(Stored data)
-- -- --

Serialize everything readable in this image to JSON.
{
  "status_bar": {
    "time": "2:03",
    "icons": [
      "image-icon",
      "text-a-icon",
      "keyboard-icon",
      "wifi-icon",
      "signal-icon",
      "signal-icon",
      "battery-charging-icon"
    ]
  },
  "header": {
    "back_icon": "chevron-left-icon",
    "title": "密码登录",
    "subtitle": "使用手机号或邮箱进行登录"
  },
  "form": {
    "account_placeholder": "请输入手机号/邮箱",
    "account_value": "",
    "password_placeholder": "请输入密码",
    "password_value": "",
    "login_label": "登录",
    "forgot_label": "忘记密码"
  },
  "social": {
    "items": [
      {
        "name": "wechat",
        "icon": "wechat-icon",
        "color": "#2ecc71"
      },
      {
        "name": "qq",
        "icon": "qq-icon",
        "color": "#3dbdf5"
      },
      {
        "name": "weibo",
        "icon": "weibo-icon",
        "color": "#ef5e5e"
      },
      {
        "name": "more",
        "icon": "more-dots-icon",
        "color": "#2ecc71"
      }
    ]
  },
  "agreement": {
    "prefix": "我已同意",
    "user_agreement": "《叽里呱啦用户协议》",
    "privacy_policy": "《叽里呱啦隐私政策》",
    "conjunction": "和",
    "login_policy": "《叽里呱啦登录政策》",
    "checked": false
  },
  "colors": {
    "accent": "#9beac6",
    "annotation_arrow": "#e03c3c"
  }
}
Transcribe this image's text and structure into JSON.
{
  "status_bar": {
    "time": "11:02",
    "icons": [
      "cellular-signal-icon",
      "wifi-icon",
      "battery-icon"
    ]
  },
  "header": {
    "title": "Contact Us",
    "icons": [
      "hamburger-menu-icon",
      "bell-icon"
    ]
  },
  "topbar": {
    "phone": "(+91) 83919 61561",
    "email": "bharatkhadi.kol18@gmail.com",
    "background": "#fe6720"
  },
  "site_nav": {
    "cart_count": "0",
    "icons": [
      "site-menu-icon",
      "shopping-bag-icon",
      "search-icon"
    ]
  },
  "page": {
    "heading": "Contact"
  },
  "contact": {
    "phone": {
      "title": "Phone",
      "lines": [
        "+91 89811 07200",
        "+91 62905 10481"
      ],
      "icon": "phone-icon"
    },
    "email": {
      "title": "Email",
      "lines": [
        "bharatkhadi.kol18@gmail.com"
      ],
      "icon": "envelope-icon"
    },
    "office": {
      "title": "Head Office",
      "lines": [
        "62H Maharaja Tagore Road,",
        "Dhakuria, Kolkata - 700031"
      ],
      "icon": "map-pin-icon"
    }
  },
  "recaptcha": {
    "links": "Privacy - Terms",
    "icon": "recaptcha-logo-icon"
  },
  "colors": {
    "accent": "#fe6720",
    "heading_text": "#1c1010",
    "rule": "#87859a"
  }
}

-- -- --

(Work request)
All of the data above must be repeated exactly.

(Output of the exercise)
Serialize everything readable in this image to JSON.
{
  "status_bar": {
    "time": "2:03",
    "icons": [
      "image-icon",
      "text-a-icon",
      "keyboard-icon",
      "wifi-icon",
      "signal-icon",
      "signal-icon",
      "battery-charging-icon"
    ]
  },
  "header": {
    "back_icon": "chevron-left-icon",
    "title": "密码登录",
    "subtitle": "使用手机号或邮箱进行登录"
  },
  "form": {
    "account_placeholder": "请输入手机号/邮箱",
    "account_value": "",
    "password_placeholder": "请输入密码",
    "password_value": "",
    "login_label": "登录",
    "forgot_label": "忘记密码"
  },
  "social": {
    "items": [
      {
        "name": "wechat",
        "icon": "wechat-icon",
        "color": "#2ecc71"
      },
      {
        "name": "qq",
        "icon": "qq-icon",
        "color": "#3dbdf5"
      },
      {
        "name": "weibo",
        "icon": "weibo-icon",
        "color": "#ef5e5e"
      },
      {
        "name": "more",
        "icon": "more-dots-icon",
        "color": "#2ecc71"
      }
    ]
  },
  "agreement": {
    "prefix": "我已同意",
    "user_agreement": "《叽里呱啦用户协议》",
    "privacy_policy": "《叽里呱啦隐私政策》",
    "conjunction": "和",
    "login_policy": "《叽里呱啦登录政策》",
    "checked": false
  },
  "colors": {
    "accent": "#9beac6",
    "annotation_arrow": "#e03c3c"
  }
}
Transcribe this image's text and structure into JSON.
{
  "status_bar": {
    "time": "11:02",
    "icons": [
      "cellular-signal-icon",
      "wifi-icon",
      "battery-icon"
    ]
  },
  "header": {
    "title": "Contact Us",
    "icons": [
      "hamburger-menu-icon",
      "bell-icon"
    ]
  },
  "topbar": {
    "phone": "(+91) 83919 61561",
    "email": "bharatkhadi.kol18@gmail.com",
    "background": "#fe6720"
  },
  "site_nav": {
    "cart_count": "0",
    "icons": [
      "site-menu-icon",
      "shopping-bag-icon",
      "search-icon"
    ]
  },
  "page": {
    "heading": "Contact"
  },
  "contact": {
    "phone": {
      "title": "Phone",
      "lines": [
        "+91 89811 07200",
        "+91 62905 10481"
      ],
      "icon": "phone-icon"
    },
    "email": {
      "title": "Email",
      "lines": [
        "bharatkhadi.kol18@gmail.com"
      ],
      "icon": "envelope-icon"
    },
    "office": {
      "title": "Head Office",
      "lines": [
        "62H Maharaja Tagore Road,",
        "Dhakuria, Kolkata - 700031"
      ],
      "icon": "map-pin-icon"
    }
  },
  "recaptcha": {
    "links": "Privacy - Terms",
    "icon": "recaptcha-logo-icon"
  },
  "colors": {
    "accent": "#fe6720",
    "heading_text": "#1c1010",
    "rule": "#87859a"
  }
}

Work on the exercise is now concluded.